Schmitt: I’ve had some back and shoulder trouble through the years. I go to an acupuncturist and a chiropractor to get it straightened out. I also work out a bit and I do Pilates, and that’s helped a lot.
Cherney: Having health insurance is also really important. It’s expensive, and for a lot of people, especially people just starting out — especially in the first 10 years of their career — they probably view it as a luxury. It’s a matter of, “Do I pay my rent?” “Do I make a car payment?” But if you don’t have health insurance, you’re gambling.
Scheiner: There’s also a bunch of stress that’s often not related to the physical work. Especially these days, you wonder, “Am I going to get paid?” There were A&R guys a year or two ago who were hiring engineers to do mixes and then they’d say, “I didn’t like your mix so I’m not paying you.” And there’s the stress of, “Will I work next week?” I’ve been very fortunate, but for a lot of guys it’s very hard just to keep going.
CRAWLING FROM THE RELATIONSHIP WRECKAGE
Flye: My wife is definitely a music widow. We’ve been together almost 40 years and she’s been through a lot because of my schedule. It was especially bad for me because [when I was at the Record Plant in Sausalito, Calif.] not only was I doing sessions, I was also chief engineer of the studio and the studio owned two houses on my street and the [remote] trucks, so I was really busy; there was always something.
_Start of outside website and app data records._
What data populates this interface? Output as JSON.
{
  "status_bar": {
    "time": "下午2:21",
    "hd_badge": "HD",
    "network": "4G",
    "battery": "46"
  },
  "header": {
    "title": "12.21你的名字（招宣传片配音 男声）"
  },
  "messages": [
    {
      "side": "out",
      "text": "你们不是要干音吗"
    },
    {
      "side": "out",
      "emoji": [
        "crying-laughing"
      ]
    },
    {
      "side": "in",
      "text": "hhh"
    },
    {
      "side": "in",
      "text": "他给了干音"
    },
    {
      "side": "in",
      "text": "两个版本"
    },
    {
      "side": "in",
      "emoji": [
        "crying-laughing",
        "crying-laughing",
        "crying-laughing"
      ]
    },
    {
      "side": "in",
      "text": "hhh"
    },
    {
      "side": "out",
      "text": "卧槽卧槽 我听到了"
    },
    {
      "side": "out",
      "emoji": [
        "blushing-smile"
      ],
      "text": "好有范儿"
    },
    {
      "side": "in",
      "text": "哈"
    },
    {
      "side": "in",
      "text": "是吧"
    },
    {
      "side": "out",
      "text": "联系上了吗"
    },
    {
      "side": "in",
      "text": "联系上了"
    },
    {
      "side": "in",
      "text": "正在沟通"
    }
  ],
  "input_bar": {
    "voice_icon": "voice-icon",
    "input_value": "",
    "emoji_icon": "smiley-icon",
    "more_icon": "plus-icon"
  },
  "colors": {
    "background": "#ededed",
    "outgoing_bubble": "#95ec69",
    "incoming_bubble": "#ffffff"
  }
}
My wife always had to have her own life, and I missed a lot of things with her and with our kids. Eventually, some of the artists actually included my family in things. Sly didn’t care if my kids came down to the studio; he’d bounce them on his knee and play with them. Rick James was always real nice to the family, too — he had the whole band come over one Christmas Eve and carol us. And he took my daughters to Studio 54 for their birthday.
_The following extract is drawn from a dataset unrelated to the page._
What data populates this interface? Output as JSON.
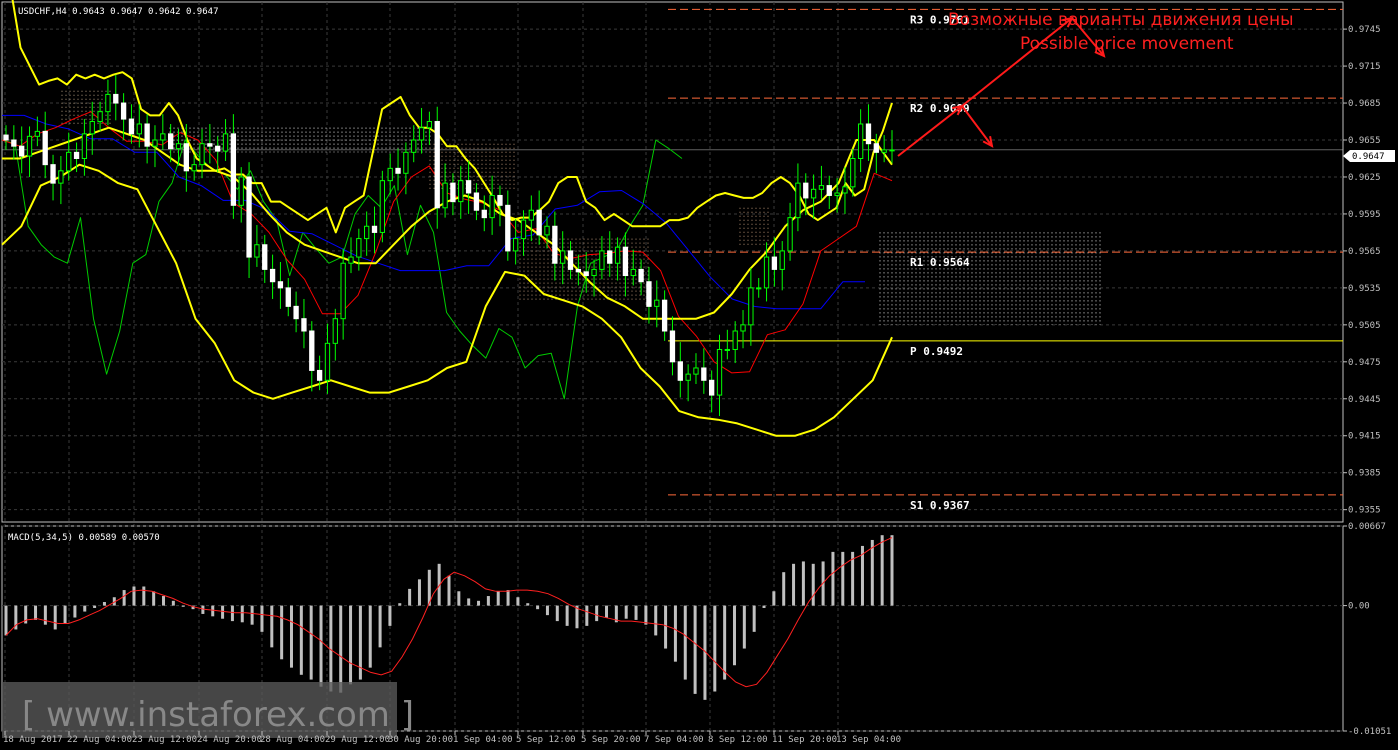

Schmitt: I went through a few divorces because of the hours and never being around and so forth. It was kind of difficult to keep a relationship going. This time, I’m married 15 years and it’s worked out great. But I have more control over my hours than I used to. And if I travel to Europe to work and she can come, she’ll travel with me.
Scheiner: The toll on my personal life? Well, I’m on my third marriage, if that’s any indication. I got married the first time about two years into my career and I was working 16, 18 hours a day and she just didn’t understand that. I didn’t have any kids until my third marriage, and we’re still together, so I guess it’s a good thing I waited. I work saner hours now.
Cherney: I feel like when I was younger I was like an animal — just working, working, working. Everybody who does this for a living has a compulsion to do it. It’s not like, “Yeah, I might go to law school. Business school might be nice.” It’s not that. You fall into this because you were meant to do it and you have to do it. That’s all there is to it. No matter how many hours you put in and no matter what your commitment is, there’s no guarantee that you’re going to be successful at it. So you dedicate yourself to it. All you really care about is the record you’re working on, the studio and being in that room and messing with the gear and playing with music. It ate up a lot of relationships.
Now I have a studio at home, so the majority of the work I do happens here. And this is the first time in the 25 years my wife [Record Plant maven Rose Mann-Cherney] and I have been together that we actually have dinner together, go to bed at the same time, kind of wake up at the same time. The proliferation of home studios has certainly helped that because, especially if you’re mixing, you can create your own hours. What people really care about is that you get the job done on time and you do a great job.
Blair Jackson is a senior editor at Mix.
Other projects these “wise” guys have worked on.